With the February LSAT planted firmly in the rearview mirror, it’s time to get down to brass tacks. Why do they connote seriousness? Are tacks ever made of some other metal? If so, are those tacks more, or less serious? Do plastic pushpins ever get jealous? What’s that you say? You wanted to discuss law school? Well, if I must.

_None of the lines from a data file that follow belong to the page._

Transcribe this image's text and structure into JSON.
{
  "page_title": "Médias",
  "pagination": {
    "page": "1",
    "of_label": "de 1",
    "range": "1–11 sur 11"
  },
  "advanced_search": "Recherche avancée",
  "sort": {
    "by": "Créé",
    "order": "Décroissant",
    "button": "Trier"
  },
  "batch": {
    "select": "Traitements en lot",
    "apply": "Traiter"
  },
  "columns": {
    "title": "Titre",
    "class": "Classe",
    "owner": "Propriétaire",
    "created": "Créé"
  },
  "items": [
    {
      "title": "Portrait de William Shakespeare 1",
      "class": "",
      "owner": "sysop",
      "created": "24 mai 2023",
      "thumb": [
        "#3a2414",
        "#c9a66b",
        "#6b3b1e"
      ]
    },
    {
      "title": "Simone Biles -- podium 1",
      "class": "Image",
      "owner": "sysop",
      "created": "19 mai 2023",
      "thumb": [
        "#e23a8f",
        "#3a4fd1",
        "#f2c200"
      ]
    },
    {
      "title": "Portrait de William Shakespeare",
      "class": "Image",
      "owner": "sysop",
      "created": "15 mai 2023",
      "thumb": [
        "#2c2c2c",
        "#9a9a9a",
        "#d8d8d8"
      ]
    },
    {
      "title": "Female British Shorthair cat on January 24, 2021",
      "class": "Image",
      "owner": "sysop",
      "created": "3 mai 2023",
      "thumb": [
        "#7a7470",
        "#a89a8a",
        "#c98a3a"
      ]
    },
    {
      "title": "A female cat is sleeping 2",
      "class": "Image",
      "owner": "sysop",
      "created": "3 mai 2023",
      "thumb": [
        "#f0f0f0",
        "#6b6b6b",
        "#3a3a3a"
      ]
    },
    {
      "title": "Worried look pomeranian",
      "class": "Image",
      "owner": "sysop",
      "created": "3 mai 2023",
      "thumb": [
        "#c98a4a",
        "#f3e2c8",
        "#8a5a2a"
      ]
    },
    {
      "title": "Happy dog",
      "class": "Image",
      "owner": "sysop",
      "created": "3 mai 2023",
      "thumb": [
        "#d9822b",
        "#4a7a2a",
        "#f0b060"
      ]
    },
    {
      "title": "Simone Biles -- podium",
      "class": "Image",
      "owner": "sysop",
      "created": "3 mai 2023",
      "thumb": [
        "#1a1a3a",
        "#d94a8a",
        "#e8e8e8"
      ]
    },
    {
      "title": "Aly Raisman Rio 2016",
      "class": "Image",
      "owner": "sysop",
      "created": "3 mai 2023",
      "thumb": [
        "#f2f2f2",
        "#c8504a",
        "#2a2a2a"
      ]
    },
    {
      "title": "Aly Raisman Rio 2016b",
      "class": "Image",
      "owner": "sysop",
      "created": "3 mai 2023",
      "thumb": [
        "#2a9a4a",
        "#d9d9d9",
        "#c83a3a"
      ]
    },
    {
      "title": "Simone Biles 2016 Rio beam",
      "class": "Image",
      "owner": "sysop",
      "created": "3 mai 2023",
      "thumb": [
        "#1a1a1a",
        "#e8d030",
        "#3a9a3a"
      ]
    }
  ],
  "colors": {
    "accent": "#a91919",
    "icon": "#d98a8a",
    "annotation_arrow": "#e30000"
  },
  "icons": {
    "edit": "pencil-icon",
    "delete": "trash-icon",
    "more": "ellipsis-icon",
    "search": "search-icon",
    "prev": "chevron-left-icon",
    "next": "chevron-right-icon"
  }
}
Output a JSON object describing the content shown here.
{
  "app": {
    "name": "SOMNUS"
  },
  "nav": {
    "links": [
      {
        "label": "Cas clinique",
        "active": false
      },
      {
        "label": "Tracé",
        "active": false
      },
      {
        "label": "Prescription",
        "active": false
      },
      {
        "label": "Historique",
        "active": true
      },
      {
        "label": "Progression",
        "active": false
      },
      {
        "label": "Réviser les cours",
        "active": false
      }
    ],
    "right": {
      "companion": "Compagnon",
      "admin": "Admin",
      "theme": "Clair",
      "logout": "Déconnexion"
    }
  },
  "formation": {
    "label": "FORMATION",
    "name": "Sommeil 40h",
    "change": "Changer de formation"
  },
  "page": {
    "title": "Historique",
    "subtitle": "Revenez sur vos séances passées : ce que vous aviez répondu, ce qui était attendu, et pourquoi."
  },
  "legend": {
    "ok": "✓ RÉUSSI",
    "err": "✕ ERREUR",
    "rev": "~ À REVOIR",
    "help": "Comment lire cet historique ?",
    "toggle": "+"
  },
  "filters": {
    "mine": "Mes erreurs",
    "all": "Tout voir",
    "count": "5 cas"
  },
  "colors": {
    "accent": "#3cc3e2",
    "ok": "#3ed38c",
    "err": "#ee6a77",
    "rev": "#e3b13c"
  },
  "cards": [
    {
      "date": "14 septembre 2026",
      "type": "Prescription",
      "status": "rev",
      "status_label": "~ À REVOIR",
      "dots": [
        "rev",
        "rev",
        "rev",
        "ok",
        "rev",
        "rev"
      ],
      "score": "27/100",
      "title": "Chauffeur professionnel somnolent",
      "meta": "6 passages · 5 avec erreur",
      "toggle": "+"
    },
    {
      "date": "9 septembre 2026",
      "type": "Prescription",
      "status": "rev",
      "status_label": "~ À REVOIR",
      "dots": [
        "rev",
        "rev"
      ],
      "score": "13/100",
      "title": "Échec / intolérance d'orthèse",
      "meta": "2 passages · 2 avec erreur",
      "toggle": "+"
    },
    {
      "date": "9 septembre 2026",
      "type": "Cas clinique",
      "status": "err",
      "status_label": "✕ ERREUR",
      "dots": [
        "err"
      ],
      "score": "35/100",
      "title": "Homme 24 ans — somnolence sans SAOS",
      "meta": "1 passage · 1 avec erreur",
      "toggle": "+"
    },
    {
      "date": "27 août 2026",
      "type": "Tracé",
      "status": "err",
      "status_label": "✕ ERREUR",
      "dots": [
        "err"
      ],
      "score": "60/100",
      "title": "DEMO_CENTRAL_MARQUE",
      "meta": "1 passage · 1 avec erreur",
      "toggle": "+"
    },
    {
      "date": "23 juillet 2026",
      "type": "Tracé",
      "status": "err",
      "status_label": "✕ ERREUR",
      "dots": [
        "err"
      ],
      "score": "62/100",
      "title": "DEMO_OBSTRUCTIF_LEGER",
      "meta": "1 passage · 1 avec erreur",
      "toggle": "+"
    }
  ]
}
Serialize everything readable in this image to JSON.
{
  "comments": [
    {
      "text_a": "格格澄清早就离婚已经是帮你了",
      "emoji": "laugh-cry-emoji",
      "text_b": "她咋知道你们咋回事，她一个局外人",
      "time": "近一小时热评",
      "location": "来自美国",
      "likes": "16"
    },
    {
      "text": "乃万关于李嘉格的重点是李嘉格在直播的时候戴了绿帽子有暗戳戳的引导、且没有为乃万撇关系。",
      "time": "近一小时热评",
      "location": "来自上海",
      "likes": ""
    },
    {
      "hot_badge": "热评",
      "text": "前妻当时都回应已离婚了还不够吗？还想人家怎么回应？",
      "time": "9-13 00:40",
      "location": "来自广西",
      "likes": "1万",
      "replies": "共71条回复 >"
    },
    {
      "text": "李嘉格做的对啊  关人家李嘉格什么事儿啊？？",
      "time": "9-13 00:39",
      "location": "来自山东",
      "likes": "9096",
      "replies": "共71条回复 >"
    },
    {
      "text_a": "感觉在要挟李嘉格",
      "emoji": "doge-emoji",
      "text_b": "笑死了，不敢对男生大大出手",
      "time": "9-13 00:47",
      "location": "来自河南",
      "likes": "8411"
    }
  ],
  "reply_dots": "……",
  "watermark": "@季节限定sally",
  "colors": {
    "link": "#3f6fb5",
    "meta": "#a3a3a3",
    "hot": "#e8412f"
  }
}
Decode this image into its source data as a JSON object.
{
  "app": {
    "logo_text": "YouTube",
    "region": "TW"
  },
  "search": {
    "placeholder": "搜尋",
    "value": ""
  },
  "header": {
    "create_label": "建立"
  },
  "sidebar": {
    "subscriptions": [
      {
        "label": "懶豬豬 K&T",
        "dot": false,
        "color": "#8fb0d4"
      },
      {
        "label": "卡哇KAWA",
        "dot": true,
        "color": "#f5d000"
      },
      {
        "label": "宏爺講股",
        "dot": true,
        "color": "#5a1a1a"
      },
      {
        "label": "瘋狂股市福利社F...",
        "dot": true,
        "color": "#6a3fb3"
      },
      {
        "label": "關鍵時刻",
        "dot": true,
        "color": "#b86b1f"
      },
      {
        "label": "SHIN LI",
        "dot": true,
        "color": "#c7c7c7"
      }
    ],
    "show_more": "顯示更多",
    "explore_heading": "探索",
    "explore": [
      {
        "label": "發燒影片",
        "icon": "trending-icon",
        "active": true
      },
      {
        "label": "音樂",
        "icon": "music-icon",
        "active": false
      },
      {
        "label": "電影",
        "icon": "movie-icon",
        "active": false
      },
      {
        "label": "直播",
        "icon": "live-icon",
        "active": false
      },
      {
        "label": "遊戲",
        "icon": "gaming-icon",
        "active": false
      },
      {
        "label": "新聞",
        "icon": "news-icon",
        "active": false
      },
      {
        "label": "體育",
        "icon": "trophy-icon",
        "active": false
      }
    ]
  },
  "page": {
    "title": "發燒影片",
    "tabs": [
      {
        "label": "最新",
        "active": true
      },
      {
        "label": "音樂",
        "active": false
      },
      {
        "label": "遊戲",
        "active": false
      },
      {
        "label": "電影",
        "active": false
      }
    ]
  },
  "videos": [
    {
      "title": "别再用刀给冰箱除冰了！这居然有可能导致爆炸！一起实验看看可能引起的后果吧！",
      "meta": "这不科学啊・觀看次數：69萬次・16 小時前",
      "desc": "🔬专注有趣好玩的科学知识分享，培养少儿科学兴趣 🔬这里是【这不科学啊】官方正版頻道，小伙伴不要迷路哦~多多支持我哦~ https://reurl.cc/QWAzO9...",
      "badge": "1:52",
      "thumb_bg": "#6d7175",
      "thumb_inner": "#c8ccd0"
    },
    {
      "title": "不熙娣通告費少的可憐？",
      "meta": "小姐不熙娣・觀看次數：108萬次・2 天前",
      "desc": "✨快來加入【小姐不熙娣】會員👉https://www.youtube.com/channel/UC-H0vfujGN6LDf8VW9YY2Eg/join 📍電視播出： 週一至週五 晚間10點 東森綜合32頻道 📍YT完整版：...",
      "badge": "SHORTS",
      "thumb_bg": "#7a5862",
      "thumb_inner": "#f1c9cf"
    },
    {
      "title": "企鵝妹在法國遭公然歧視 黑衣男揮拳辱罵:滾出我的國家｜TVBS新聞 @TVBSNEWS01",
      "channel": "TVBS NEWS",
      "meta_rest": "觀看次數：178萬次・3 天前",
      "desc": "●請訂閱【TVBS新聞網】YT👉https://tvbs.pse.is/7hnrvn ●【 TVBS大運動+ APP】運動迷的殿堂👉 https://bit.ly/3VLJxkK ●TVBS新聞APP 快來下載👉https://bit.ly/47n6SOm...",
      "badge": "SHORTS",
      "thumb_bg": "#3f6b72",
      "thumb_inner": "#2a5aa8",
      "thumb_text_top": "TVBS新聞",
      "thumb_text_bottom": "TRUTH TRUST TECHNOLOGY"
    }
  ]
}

If you’ve taken the LSAT and all your applications are complete (which they damn well better be), you’re probably getting pretty anxious by now. Will I get into a top-tier school? Was it a good idea to pick a random “A” on my transcript and ask that professor to write my letter of recommendation even though I never visited his office as an undergrad? Do short women really prefer taller men?